TASK INSTRUCTIONS →
Output the number of lines in the entries below with the string "this" in them, and nothing further.

*** SOURCE DATA Section Begins ***

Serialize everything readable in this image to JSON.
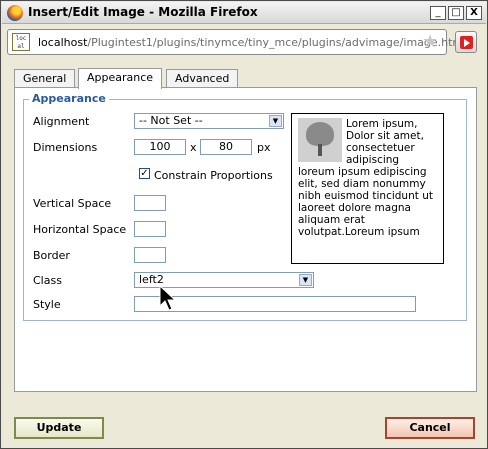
{
  "window": {
    "title": "Insert/Edit Image - Mozilla Firefox",
    "buttons": {
      "minimize": "_",
      "maximize": "□",
      "close": "X"
    }
  },
  "urlbar": {
    "host": "localhost",
    "path": "/Plugintest1/plugins/tinymce/tiny_mce/plugins/advimage/image.htm",
    "site_icon_text": "loc al"
  },
  "tabs": [
    {
      "label": "General",
      "active": false
    },
    {
      "label": "Appearance",
      "active": true
    },
    {
      "label": "Advanced",
      "active": false
    }
  ],
  "appearance": {
    "legend": "Appearance",
    "alignment": {
      "label": "Alignment",
      "value": "-- Not Set --"
    },
    "dimensions": {
      "label": "Dimensions",
      "width": "100",
      "x": "x",
      "height": "80",
      "unit": "px"
    },
    "constrain": {
      "label": "Constrain Proportions",
      "checked": true,
      "mark": "✓"
    },
    "vertical_space": {
      "label": "Vertical Space",
      "value": ""
    },
    "horizontal_space": {
      "label": "Horizontal Space",
      "value": ""
    },
    "border": {
      "label": "Border",
      "value": ""
    },
    "class": {
      "label": "Class",
      "value": "left2"
    },
    "style": {
      "label": "Style",
      "value": ""
    },
    "preview_text": "Lorem ipsum, Dolor sit amet, consectetuer adipiscing loreum ipsum edipiscing elit, sed diam nonummy nibh euismod tincidunt ut laoreet dolore magna aliquam erat volutpat.Loreum ipsum"
  },
  "footer": {
    "update_label": "Update",
    "cancel_label": "Cancel"
  },
  "colors": {
    "legend": "#2b5a9c",
    "update_border": "#7a8b4a",
    "cancel_border": "#a8432e"
  }
}
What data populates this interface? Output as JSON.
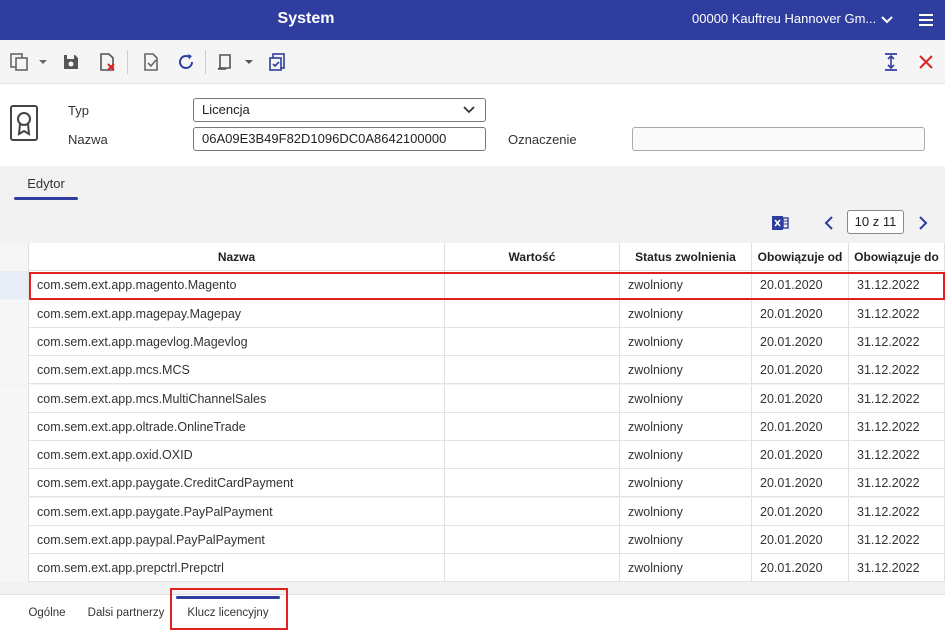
{
  "header": {
    "title": "System",
    "company": "00000  Kauftreu Hannover Gm...",
    "bg_color": "#2f3e9e"
  },
  "toolbar": {
    "icons": [
      "copy-icon",
      "save-icon",
      "discard-icon",
      "validate-icon",
      "refresh-icon",
      "print-icon",
      "document-check-icon",
      "expand-vertical-icon",
      "close-icon"
    ]
  },
  "form": {
    "typ_label": "Typ",
    "typ_value": "Licencja",
    "nazwa_label": "Nazwa",
    "nazwa_value": "06A09E3B49F82D1096DC0A8642100000",
    "oznaczenie_label": "Oznaczenie",
    "oznaczenie_value": ""
  },
  "editor": {
    "tab_label": "Edytor",
    "pager": "10 z 11"
  },
  "table": {
    "columns": [
      "Nazwa",
      "Wartość",
      "Status zwolnienia",
      "Obowiązuje od",
      "Obowiązuje do"
    ],
    "rows": [
      [
        "com.sem.ext.app.magento.Magento",
        "",
        "zwolniony",
        "20.01.2020",
        "31.12.2022"
      ],
      [
        "com.sem.ext.app.magepay.Magepay",
        "",
        "zwolniony",
        "20.01.2020",
        "31.12.2022"
      ],
      [
        "com.sem.ext.app.magevlog.Magevlog",
        "",
        "zwolniony",
        "20.01.2020",
        "31.12.2022"
      ],
      [
        "com.sem.ext.app.mcs.MCS",
        "",
        "zwolniony",
        "20.01.2020",
        "31.12.2022"
      ],
      [
        "com.sem.ext.app.mcs.MultiChannelSales",
        "",
        "zwolniony",
        "20.01.2020",
        "31.12.2022"
      ],
      [
        "com.sem.ext.app.oltrade.OnlineTrade",
        "",
        "zwolniony",
        "20.01.2020",
        "31.12.2022"
      ],
      [
        "com.sem.ext.app.oxid.OXID",
        "",
        "zwolniony",
        "20.01.2020",
        "31.12.2022"
      ],
      [
        "com.sem.ext.app.paygate.CreditCardPayment",
        "",
        "zwolniony",
        "20.01.2020",
        "31.12.2022"
      ],
      [
        "com.sem.ext.app.paygate.PayPalPayment",
        "",
        "zwolniony",
        "20.01.2020",
        "31.12.2022"
      ],
      [
        "com.sem.ext.app.paypal.PayPalPayment",
        "",
        "zwolniony",
        "20.01.2020",
        "31.12.2022"
      ],
      [
        "com.sem.ext.app.prepctrl.Prepctrl",
        "",
        "zwolniony",
        "20.01.2020",
        "31.12.2022"
      ]
    ]
  },
  "bottom_tabs": [
    "Ogólne",
    "Dalsi partnerzy",
    "Klucz licencyjny"
  ]
}
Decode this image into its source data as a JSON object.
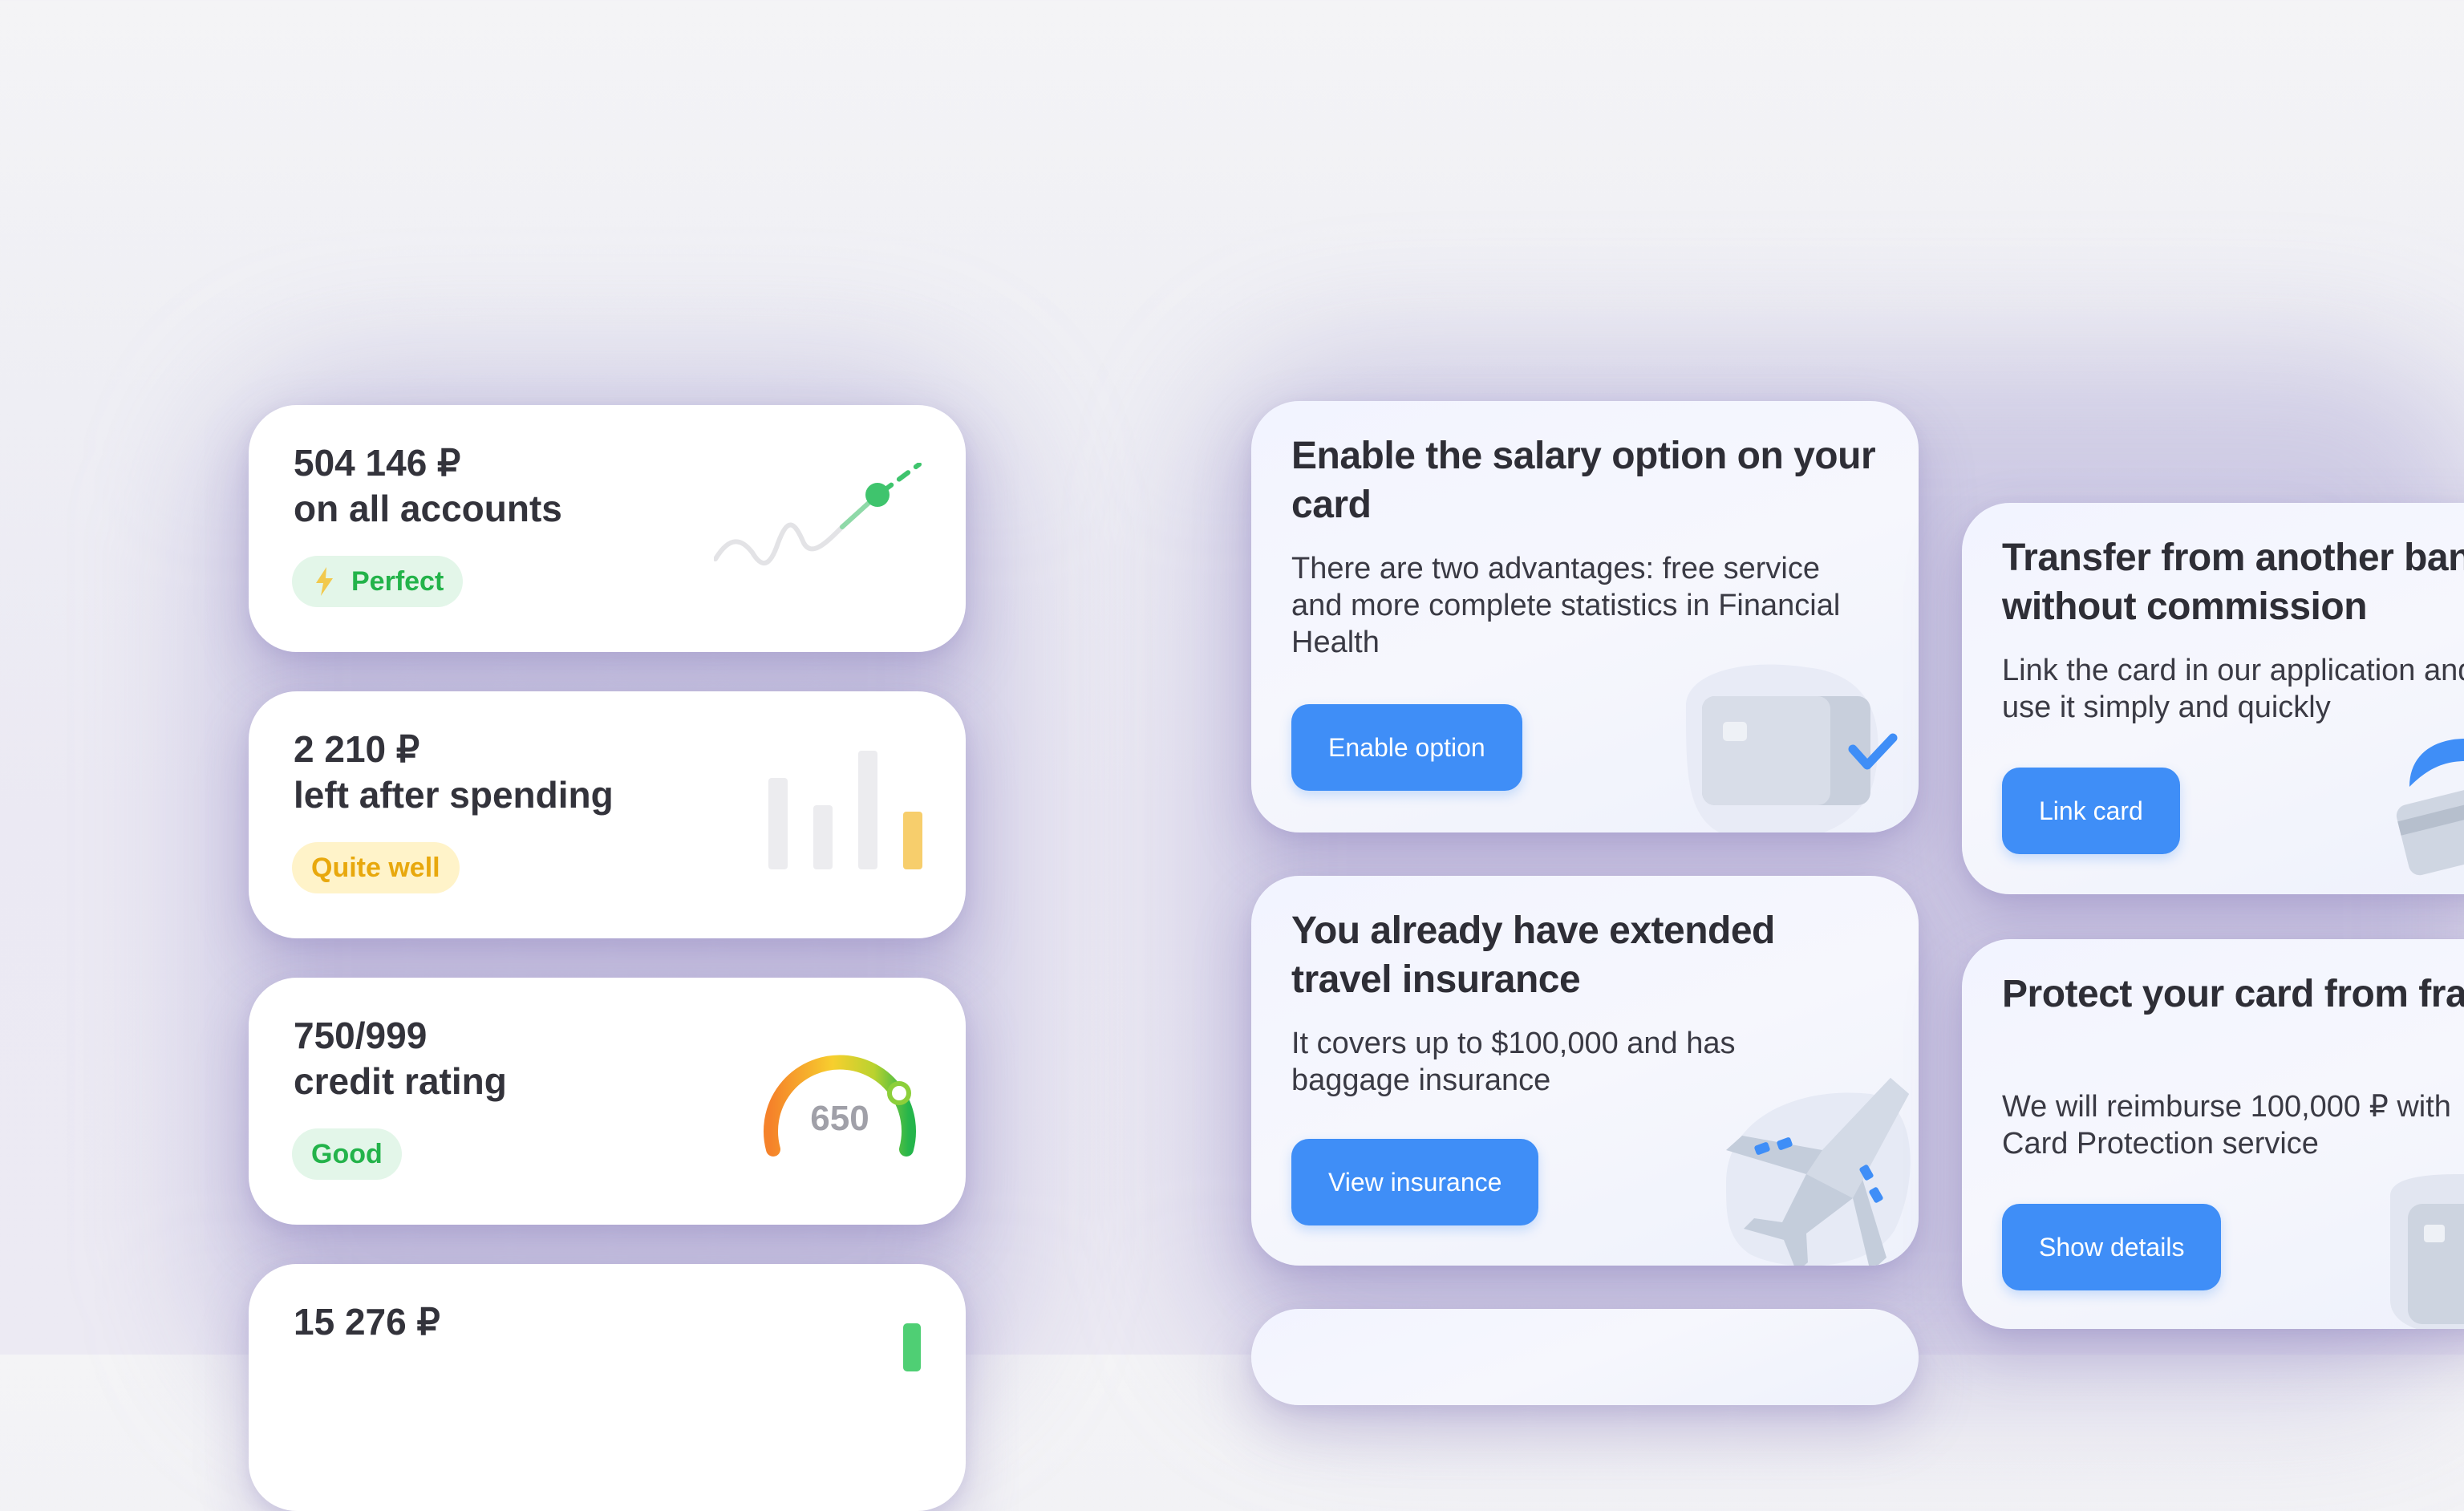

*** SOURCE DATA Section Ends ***

EXERCISE OUTPUT →
3